A Typical Week in the Program
What is a typical week at a host congregation like?
During the week there are approximately 50 slots for volunteers. Some congregations have a different member for each slot; others have volunteers take on multiple roles. Volunteers come from the host and support congregations and are assigned duties by the Volunteer Coordinators—members of the host congregation who oversee the week.
- A Network truck or van arrives in the afternoon with cots and the families’ personal belongings to be set up in designated space.
- Guest families arrive at the Host congregation Sunday evening. The rooms for the families and the common area have been set up prior to the arrival.
Weekdays (after departing the congregation)
- The Driver takes guests to the Day Center. From there, children will go to school and the parents to their jobs. In the afternoon the reverse is done.

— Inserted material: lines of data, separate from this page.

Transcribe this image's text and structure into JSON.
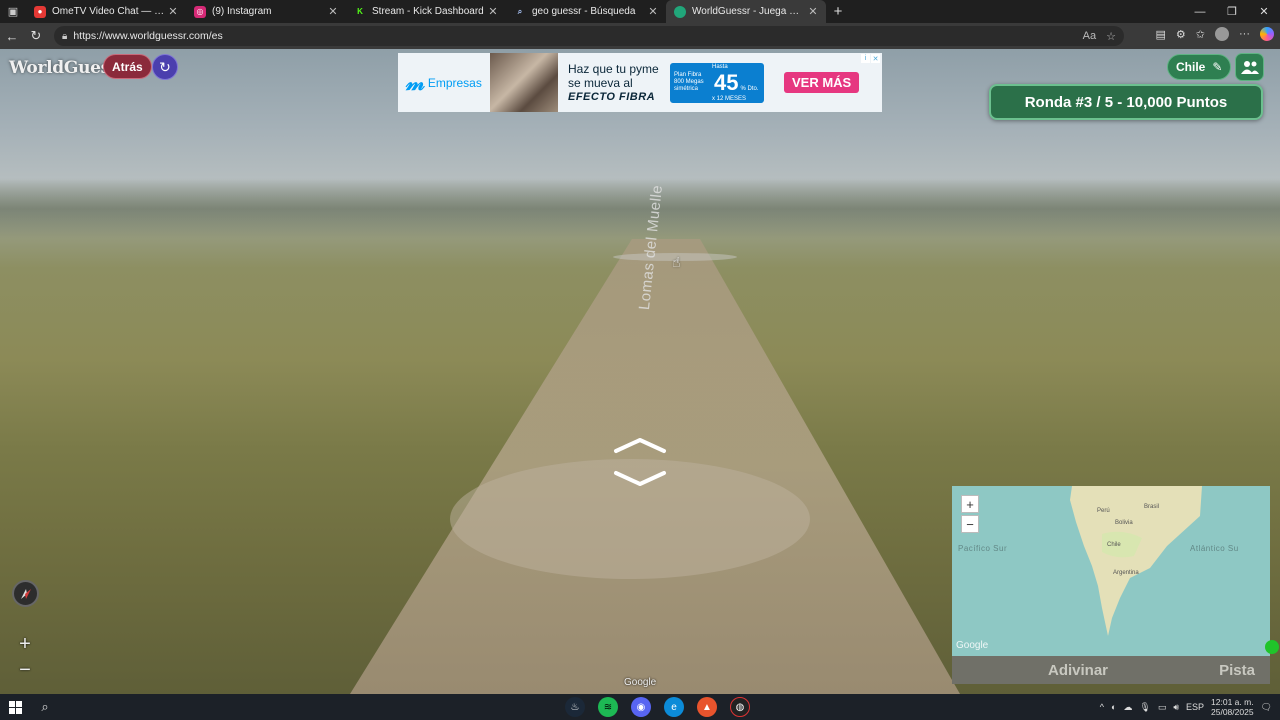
{
  "browser": {
    "tabs": [
      {
        "title": "OmeTV Video Chat — Omeg",
        "favicon_color": "#e53935"
      },
      {
        "title": "(9) Instagram",
        "favicon_color": "#d62976"
      },
      {
        "title": "Stream - Kick Dashboard",
        "favicon_color": "#53fc18"
      },
      {
        "title": "geo guessr - Búsqueda",
        "favicon_color": "#4a8df8"
      },
      {
        "title": "WorldGuessr - Juega GeoGuessr",
        "favicon_color": "#21a67a",
        "active": true
      }
    ],
    "url": "https://www.worldguessr.com/es"
  },
  "game": {
    "logo": "WorldGuessr",
    "back_label": "Atrás",
    "country_label": "Chile",
    "round_text": "Ronda #3 / 5 - 10,000 Puntos",
    "street_name": "Lomas del Muelle",
    "google_watermark": "Google",
    "guess_label": "Adivinar",
    "hint_label": "Pista"
  },
  "ad": {
    "brand": "Empresas",
    "headline_1": "Haz que tu pyme",
    "headline_2": "se mueva al",
    "headline_3": "EFECTO FIBRA",
    "promo_small": "Plan Fibra 800 Megas simétrica",
    "promo_hasta": "Hasta",
    "promo_percent": "45",
    "promo_dto": "% Dto.",
    "promo_months": "x 12 MESES",
    "cta": "VER MÁS"
  },
  "minimap": {
    "labels": [
      "Perú",
      "Brasil",
      "Bolivia",
      "Chile",
      "Argentina"
    ],
    "ocean_left": "Pacífico Sur",
    "ocean_right": "Atlántico Su",
    "google": "Google"
  },
  "taskbar": {
    "lang": "ESP",
    "time": "12:01 a. m.",
    "date": "25/08/2025"
  },
  "colors": {
    "back_button": "#8b2a3b",
    "refresh_button": "#4b3fae",
    "green_ui": "#2e7f51",
    "ad_cta": "#e63780",
    "movistar_blue": "#019df4"
  }
}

- If the parents do not have a job, they work with the Director at the Day Center to seek employment, housing, and other resources to help them regain their independence. The Day Center has bathrooms with showers and other necessities to prepare for the day.
- Everyone returns to the Host Congregation around 5:30 PM and the cycle repeats.
- Families settle in, relax and meet the coordinators and the evening volunteers. At 6:00 PM dinner is served family style. Guests and volunteers share the meal together. Families are responsible for their children and help with clean up and chores.
- After dinner, volunteers fellowship with families. Hosts and their families play games, help with homework, watch videos, or just talk.
- Food for lunch is available in the kitchen area and parents make sack lunches for their families for the following day.
- Adults turn in around 10:00 PM; children at appropriate earlier bedtimes. Wake up is around 6:00 AM. 2 Volunteers will spend the night at the congregation.
- Breakfast is served around 6:30 AM during the week; typically cereal and other convenient foods. The Network van picks the families up at 7:00 AM.
- On Saturday the families can sleep in and enjoy a hot breakfast (pancakes or bacon and eggs). Families go back to the Day Center and do what families typically do on weekends—see friends and relatives, take children to activities, etc.
The following Sunday
- On Sunday the families are packed up and out of the facilities prior to Sunday services. They are taken to the Day Center for the day until it is time to move on to the next congregation. Families that want to attend services will usually do so at their own congregations; some may choose to worship at a host congregation.
…and the next host congregation begins its week.
Becoming a Host Congregation
What facilities do host congregations need to have for guests?
Facilities must include a lounge area (with sofa, chairs, tables, TV), a dining area, a kitchen, bathrooms, and sleeping accommodations. Ideally, congregations provide a separate room, such as a classroom, for each family. If that isn’t possible, a fellowship hall or other large room can be divided by partitions to provide privacy.
Our building is in use almost all the time. How will we find the space?
Churches and synagogues are busy places with many demands on their space. Rarely does a perfect space exist. Hosting almost always means making some scheduling adjustments for activities and meetings. For example, four or five times a year, AA or the Bible Study Group may need to move their Tuesday night meeting to another room.
What are the insurance implications of participating in the Network? Does the congregation have to amend its policy?
Each local Family Promise Network must carry general liability insurance. Congregations are usually covered by their own property and liability policies because IHN is considered to be an outreach ministry, a regular activity of the church like a youth sleepover or Friday night supper. Most congregations find they do not need extra insurance to be hosts. To be certain, each congregation must contact its insurance agent.